Shipping internationally is a complicated and sometimes arduous process. Trade wars, carrier alliances and capacity issues are all contributing to rising international shipping costs. And while importers are busy trying to determine which of their products may be subject to higher tariffs, most are not considering the impact to the cost of the containers used to ship them. Because among the items affected by the newly proposed tariffs are both the containers themselves and the transporting equipment used to move these goods.

In late March, the US imposed a 25% tariff on imported steel and a 10% tariff on imported aluminum. On July 6, the United States imposed tariffs on $34 billion worth of goods imported from China. Another $16 billion in tariffs is in the public comment and review period, and are expected to go into effect later this summer. Included in these round two tariffs is a 25% tax on shipping containers. A third round of proposed tariffs, sailing in at a whopping $200 billion, were announced in early July and are currently in the public comment and review phase. Round three brings a 10% duty on container chassis.

The trickledown effect.

Most shippers don’t own the containers used to move their goods across the world. For a lower volume of shipments, it doesn’t make fiscal sense to invest in containers. They’re most often owned by the carrier, who includes the cost of using their property in the ocean rates. If the cost of shipping containers is about to go up, in order to keep their bottom lines even, ocean rates will have to go up as well.

The reality is domestic production volume isn’t able to meet the need of container production, and even if they were, containers are made of steel which is currently subjected to the 25% tariff. Since both shipping containers and the chassis they’re transported on go through a lot of wear and tear, they frequently need to be replaced. On top of that, newer chassis come with the latest safety features that are very attractive to carriers, so many aren’t investing in refurbishing outdated equipment and are opting for new ones.

What can be done?

All signs point to international shipping becoming more expensive. The largest importers can leverage their volume and network to get ideal rates, but the small to medium sized businesses are often left footing the bill.

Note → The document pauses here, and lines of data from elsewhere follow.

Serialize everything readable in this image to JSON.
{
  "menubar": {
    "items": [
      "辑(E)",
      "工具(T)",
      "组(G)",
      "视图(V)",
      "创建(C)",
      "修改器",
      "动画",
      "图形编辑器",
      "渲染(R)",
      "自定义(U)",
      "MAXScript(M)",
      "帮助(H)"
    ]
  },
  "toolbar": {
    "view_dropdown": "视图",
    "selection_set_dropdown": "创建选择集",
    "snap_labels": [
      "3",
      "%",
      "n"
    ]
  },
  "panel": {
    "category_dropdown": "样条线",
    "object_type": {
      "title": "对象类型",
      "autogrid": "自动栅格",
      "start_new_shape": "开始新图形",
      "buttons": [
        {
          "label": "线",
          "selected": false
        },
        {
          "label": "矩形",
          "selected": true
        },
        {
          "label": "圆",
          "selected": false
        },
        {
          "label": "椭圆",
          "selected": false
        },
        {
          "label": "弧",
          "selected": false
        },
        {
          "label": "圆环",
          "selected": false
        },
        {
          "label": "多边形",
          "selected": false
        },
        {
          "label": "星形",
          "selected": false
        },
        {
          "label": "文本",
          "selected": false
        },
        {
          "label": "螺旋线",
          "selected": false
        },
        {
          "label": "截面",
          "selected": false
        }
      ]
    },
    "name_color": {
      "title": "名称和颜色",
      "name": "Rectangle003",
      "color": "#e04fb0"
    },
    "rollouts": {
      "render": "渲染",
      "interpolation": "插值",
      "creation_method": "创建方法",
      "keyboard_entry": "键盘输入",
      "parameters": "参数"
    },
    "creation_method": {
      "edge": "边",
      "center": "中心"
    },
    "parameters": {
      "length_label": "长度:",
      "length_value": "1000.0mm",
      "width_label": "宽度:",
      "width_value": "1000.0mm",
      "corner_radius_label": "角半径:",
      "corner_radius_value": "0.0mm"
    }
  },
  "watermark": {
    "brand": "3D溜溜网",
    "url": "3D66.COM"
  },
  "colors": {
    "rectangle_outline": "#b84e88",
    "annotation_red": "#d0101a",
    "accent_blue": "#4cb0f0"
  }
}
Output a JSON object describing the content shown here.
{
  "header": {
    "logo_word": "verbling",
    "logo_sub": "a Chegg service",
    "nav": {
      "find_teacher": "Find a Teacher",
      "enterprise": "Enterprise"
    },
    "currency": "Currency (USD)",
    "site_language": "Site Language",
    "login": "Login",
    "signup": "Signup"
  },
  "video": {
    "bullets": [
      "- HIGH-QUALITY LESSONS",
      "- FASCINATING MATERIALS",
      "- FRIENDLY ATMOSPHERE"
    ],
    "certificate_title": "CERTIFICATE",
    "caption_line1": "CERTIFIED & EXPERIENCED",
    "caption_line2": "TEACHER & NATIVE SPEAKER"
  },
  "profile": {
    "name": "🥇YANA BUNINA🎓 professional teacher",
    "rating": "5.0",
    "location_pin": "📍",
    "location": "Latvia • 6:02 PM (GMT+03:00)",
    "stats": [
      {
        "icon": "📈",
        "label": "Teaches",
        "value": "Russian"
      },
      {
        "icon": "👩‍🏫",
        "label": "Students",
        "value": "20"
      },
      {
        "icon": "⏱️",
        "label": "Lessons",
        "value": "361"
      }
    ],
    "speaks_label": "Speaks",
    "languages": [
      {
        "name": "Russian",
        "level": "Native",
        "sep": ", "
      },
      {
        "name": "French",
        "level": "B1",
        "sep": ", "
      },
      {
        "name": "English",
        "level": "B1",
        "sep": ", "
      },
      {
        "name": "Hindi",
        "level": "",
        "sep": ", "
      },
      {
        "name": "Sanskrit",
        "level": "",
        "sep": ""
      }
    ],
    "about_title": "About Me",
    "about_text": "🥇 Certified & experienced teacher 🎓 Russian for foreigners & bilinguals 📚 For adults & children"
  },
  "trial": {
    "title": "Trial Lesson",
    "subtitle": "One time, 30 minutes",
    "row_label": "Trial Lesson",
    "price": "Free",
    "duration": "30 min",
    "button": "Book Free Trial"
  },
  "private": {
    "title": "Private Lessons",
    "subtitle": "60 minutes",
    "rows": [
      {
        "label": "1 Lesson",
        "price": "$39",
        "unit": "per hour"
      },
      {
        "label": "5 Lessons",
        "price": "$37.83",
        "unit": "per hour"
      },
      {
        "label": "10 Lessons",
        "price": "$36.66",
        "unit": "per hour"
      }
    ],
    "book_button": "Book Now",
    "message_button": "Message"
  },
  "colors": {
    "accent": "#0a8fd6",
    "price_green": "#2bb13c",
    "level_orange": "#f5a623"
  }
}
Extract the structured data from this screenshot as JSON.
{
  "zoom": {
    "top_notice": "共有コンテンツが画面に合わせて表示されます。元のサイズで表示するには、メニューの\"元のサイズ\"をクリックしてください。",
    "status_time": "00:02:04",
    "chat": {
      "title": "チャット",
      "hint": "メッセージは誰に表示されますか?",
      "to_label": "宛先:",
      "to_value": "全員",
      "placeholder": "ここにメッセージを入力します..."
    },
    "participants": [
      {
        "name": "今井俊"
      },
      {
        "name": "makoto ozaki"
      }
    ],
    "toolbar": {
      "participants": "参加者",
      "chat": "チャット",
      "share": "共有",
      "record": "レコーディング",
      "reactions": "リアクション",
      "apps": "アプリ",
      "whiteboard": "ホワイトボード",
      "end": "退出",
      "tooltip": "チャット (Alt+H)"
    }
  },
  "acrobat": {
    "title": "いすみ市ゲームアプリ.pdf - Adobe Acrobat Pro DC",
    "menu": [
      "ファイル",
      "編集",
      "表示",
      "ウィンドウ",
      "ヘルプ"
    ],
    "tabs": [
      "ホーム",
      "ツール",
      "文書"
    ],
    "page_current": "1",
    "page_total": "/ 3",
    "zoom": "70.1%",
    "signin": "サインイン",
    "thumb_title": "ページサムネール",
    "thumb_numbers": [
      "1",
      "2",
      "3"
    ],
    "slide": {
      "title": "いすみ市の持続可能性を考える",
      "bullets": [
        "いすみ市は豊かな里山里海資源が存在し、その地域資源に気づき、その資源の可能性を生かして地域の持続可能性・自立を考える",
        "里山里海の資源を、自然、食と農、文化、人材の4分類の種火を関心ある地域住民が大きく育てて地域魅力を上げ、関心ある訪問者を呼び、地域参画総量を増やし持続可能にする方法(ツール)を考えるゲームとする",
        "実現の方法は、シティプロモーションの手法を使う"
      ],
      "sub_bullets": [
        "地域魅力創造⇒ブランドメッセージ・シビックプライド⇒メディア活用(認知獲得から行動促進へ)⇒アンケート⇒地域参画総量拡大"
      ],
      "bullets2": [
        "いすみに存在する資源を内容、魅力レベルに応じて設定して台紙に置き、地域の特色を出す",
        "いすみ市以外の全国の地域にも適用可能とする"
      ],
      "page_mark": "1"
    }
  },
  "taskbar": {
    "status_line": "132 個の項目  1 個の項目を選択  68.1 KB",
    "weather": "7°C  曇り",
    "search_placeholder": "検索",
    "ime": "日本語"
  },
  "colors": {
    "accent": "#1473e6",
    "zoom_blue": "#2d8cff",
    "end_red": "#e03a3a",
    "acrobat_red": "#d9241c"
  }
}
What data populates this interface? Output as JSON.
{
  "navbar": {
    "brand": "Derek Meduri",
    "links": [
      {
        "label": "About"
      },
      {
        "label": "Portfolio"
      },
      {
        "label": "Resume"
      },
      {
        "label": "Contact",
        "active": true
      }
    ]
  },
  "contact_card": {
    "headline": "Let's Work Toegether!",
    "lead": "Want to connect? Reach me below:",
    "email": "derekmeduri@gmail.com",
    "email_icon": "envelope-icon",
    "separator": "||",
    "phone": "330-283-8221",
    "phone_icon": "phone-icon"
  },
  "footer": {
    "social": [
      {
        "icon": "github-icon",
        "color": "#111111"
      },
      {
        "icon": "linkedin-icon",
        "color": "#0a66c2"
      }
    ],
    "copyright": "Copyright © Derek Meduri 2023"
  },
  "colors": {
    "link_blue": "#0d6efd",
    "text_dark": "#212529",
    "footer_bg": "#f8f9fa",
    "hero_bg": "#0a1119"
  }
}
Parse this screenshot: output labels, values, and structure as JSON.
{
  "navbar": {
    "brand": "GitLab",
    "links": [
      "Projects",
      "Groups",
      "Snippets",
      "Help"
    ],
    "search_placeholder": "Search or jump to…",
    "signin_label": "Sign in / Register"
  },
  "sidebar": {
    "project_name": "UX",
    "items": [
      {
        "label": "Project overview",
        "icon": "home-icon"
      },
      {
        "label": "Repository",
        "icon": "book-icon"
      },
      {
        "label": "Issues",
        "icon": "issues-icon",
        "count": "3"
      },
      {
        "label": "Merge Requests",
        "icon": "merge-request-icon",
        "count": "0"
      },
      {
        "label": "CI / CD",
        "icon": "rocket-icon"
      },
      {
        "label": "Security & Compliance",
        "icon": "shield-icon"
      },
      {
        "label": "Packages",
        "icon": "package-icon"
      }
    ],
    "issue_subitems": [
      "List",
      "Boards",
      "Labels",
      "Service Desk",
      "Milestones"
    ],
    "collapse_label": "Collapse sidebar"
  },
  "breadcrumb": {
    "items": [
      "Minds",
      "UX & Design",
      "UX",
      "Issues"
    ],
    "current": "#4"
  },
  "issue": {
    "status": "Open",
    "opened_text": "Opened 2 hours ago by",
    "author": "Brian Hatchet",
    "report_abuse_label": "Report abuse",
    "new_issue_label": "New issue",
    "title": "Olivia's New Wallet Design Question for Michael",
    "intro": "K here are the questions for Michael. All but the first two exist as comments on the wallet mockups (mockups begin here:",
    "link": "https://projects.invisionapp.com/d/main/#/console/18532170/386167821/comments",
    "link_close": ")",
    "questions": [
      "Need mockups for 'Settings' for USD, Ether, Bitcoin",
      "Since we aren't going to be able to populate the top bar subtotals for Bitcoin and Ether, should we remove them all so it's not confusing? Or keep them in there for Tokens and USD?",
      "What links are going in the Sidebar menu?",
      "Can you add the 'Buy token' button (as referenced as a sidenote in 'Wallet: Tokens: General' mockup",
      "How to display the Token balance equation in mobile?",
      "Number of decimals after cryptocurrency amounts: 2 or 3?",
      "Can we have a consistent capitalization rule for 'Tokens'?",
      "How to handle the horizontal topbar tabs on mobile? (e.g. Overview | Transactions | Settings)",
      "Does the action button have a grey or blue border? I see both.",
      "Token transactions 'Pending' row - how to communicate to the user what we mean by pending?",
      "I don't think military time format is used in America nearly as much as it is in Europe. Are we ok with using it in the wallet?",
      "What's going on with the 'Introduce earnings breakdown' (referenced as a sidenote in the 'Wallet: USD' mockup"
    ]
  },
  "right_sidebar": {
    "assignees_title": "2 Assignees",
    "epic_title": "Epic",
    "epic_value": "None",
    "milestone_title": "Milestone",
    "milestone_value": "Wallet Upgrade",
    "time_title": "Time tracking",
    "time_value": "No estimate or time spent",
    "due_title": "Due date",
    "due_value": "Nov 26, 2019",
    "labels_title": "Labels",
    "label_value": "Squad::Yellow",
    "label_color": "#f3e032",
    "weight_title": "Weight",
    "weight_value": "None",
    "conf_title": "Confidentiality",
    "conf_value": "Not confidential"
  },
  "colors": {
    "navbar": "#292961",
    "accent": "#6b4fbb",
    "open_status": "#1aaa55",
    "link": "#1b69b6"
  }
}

A 3PL with international experience can leverage the volume of their combined clients’ portfolio, providing their shippers access to better rates. AFS has the international expertise to manage your shipments, increase supply chain efficiencies and help you navigate the complex world of international trade, call us today at 877-242-3383 to get started.

For a complete list of the $34 billion worth of goods already subject to 25% tariffs and the $16 billion currently under review, click here. For the full list of $200 billion worth of Chinese goods under review for the 10% tariff, click here.